chapter  XII
19 Pages

Science and Truth

This chapter considers the implication of acknowledging the membership in the world of nature of the human mind, first if the order of that world is different in reality from what it is in science, and secondly if the world in reality is not ordered at all. It shows that the organism in its self-maintaining adaptation to its surroundings responded to physical influences, which, as physical theory had demonstrated, were internally related to the whole of the physical world. From primitive sentience emerges a perceptual world ordered first by common sense and then by science in a series of developing conceptual schemes, which, as the process continues, become more highly systematic and intricate.

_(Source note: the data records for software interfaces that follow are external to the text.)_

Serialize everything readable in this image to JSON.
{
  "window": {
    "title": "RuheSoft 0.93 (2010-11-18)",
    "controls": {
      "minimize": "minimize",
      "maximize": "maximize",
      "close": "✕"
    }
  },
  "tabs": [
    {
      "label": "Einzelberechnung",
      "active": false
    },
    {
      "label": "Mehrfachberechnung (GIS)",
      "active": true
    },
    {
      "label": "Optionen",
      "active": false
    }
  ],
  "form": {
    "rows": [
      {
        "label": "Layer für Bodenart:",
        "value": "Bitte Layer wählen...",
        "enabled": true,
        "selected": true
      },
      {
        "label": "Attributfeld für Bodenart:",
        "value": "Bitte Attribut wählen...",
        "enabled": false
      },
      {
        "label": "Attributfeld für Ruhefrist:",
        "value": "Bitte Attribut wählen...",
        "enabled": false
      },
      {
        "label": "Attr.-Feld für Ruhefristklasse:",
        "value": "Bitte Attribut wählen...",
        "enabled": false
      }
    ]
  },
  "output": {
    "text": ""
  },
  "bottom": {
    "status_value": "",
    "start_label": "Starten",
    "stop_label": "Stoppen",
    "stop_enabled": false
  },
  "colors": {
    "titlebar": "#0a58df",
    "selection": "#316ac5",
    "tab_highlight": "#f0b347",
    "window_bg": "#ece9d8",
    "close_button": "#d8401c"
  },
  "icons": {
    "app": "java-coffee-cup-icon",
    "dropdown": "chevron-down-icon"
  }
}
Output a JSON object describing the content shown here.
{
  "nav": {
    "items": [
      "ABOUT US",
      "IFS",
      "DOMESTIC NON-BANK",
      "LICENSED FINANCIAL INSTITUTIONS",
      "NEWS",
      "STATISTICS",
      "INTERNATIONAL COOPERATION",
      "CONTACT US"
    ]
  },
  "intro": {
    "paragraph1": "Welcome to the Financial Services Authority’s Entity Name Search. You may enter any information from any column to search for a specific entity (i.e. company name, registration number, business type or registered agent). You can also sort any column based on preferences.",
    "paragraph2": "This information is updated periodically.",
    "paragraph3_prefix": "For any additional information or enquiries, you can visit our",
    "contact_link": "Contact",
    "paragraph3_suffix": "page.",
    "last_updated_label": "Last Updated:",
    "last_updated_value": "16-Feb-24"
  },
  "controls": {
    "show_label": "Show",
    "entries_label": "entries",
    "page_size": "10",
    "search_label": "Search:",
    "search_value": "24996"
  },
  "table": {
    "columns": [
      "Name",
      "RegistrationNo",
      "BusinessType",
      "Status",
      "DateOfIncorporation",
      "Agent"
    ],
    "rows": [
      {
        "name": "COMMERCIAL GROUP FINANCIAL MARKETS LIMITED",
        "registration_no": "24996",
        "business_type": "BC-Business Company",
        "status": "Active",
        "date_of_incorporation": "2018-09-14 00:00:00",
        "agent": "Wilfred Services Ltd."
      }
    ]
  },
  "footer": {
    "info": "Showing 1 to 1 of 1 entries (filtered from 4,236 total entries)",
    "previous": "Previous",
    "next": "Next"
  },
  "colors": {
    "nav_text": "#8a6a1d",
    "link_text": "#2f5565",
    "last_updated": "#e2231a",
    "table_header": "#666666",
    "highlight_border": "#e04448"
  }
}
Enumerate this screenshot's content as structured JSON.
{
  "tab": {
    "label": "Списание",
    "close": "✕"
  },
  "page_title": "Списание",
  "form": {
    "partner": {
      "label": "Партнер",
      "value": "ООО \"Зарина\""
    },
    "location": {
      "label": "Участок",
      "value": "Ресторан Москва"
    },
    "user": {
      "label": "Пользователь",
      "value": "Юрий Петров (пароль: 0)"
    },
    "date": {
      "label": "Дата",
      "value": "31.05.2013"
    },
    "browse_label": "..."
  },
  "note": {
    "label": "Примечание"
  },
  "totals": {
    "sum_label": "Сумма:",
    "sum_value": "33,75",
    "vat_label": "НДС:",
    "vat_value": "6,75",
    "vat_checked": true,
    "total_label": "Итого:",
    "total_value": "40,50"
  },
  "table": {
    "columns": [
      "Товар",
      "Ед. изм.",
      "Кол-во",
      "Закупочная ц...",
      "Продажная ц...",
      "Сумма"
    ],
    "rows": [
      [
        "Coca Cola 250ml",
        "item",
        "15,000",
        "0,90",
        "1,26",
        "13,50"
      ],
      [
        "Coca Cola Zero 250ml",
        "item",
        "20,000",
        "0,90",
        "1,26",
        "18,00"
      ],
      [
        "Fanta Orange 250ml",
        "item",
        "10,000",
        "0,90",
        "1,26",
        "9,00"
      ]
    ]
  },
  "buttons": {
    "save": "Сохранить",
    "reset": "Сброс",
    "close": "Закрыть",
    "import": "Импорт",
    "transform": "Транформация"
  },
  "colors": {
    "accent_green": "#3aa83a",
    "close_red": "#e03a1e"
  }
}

But sentience itself is a product of the subconscious activity of organizing impulse and reaction in response to environmental impingements, an activity that is characteristic of the auturgic organism.